It wasn’t explained properly. They should have explained it in terms of what we’d get and what we’d lose
I wander around Ty Pawb (it means “Everyone’s House”), a cultural community centre with market stalls and artistic spaces. A leave-voting stallholder who doesn’t want to give her name tells me that she is frustrated by the whole process. “It wasn’t explained properly. They should have explained it in terms of what we’d get and what we’d lose. It was stupid to bring it to the table without having a deal worked out.”
Why did she vote leave? “Immigration. There are people here who shouldn’t be here.”
It turns out she means Islamic terrorists. I point out that those people aren’t likely to be EU migrants. “But they come here through the European courts,” she says.
She doesn’t mind most immigrants, she adds. “People who come here and work hard. Doctors and nurses. We need them for the NHS.”
What if Brexit makes it hard for those people? “Like I said, we didn’t understand it. It’s not going to happen though is it?”
How did her friends vote? “Most voted out. A lot didn’t vote. Did you vote?” she asks a friend.
“I can’t bloody remember,” says her friend.
“See,” says the stall-owner. “We’re sick of it.”
Would she vote to remain if there was a second referendum? “I probably wouldn’t vote.”
Alun Gilpin, who is manning his comics and model stall, Border Collectibles, was conflicted about the referendum initially. He didn’t like TTIP (the Transatlantic Trade and Investment Partnership) and disliked what he saw as the EU’s globalisation agenda, but he ultimately voted remain.
During the referendum campaign he was appalled by the lack of planning (“the plan was a blank sheet of paper”) and recoiled from the racism and misinformation. “Only 7 per cent of our laws come from the EU,” he says. He calls Jacob Rees Mogg “a disaster capitalist”. He points at a shelf full of Subbuteo boxes. “All of that comes from Italy.”
Two close friends voted to leave, he says, due to misinformation about immigration.
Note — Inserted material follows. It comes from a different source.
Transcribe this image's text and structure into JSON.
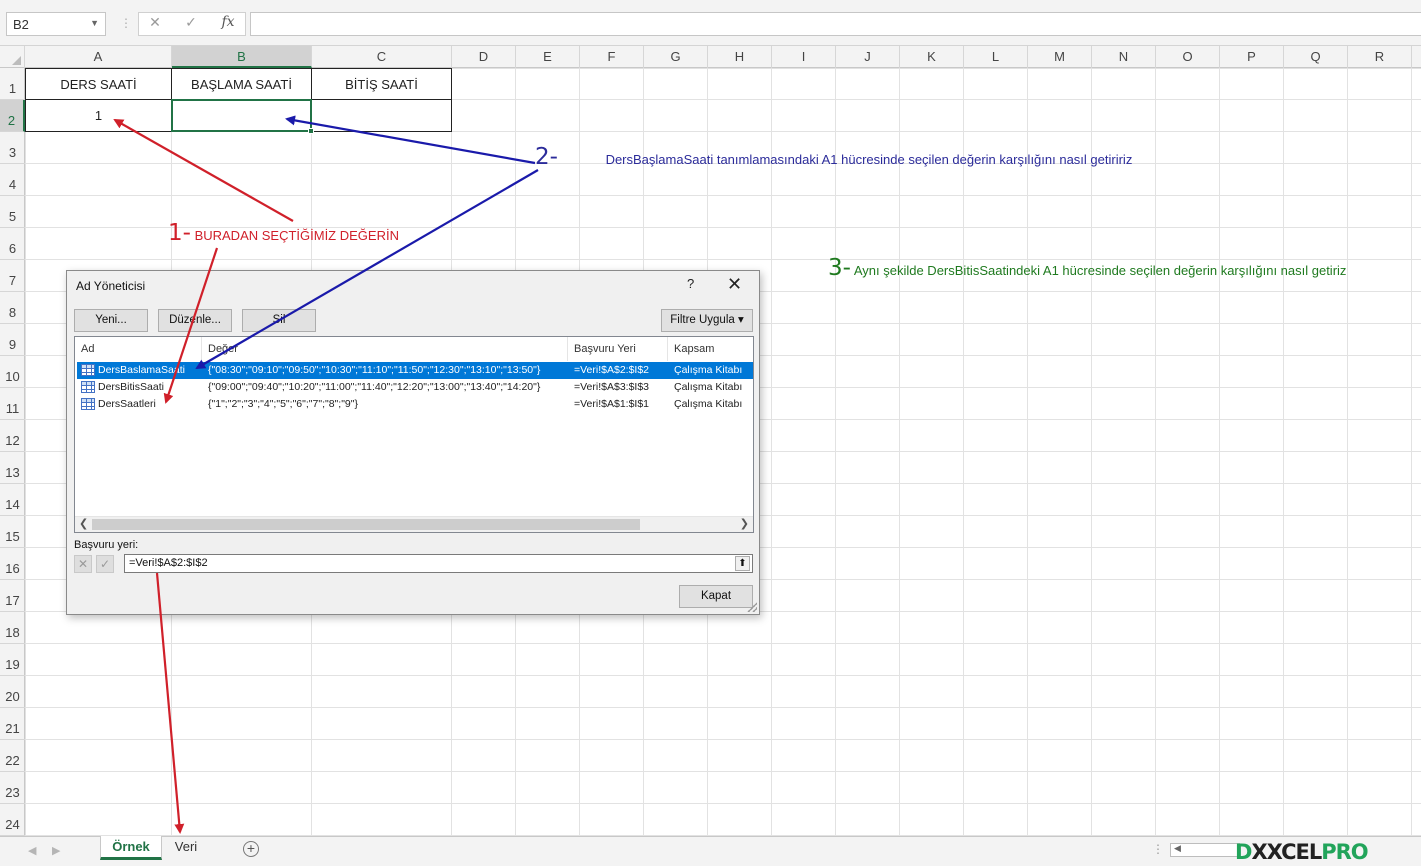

One would vote differently now, he says, “but the other could be slapped in the head with a brick and wouldn’t change his mind”.
John Fairhurst, a Liverpudlian party supply salesman, is a leave-voting optimist. “They say we were misled but that’s just how politicians say we’re thick,” he says. “We get that a lot in the North.”
They say we were misled but that’s just how politicians say we’re thick
He believes that when people voted leave, they wanted to extract themselves from the customs union and the single market and that this should be clear to “waste of space” policy-makers.
Was it not always destined to be messy for businesses? Not at all, he says. He deals with a supplier in Belgium and there has been no hint of a problem. “People will still talk to each other. There’s the phone. There’s the internet . . . Everyone wants to do business.”
But why risk it? “It’s important for Britain to control it’s borders.”
What about the Irish Border? He tells me that a relative was caught recently after not paying a toll on the Runcorn Bridge. So, border monitoring technology, he suggests, is already there in the hands of the tolling companies. He is defiantly positive about all this. “The sun will still rise the morning after.”
They’re so fed up of the paralysis they just want to know where we are, even if that is in a hellhole
Ian Lucas, Labour MP for Wrexham, was a remain supporter who, in deference to his Leave-voting constituents, voted to invoke Article 50 (“I’ve been accused of betrayal by both sides”). He wants to heal the divisions and does not want a second referendum because there’s been “no great shift in opinion”.
What is the mood now? He sighs. “[There’s] a very strong view that people just want it to all end . . . I’ve picked up a strong sense from quite sensible people in business that they’re so fed up of the paralysis they just want to know where we are, even if that is in a hellhole. They just want to know if they’re in a hellhole or not.”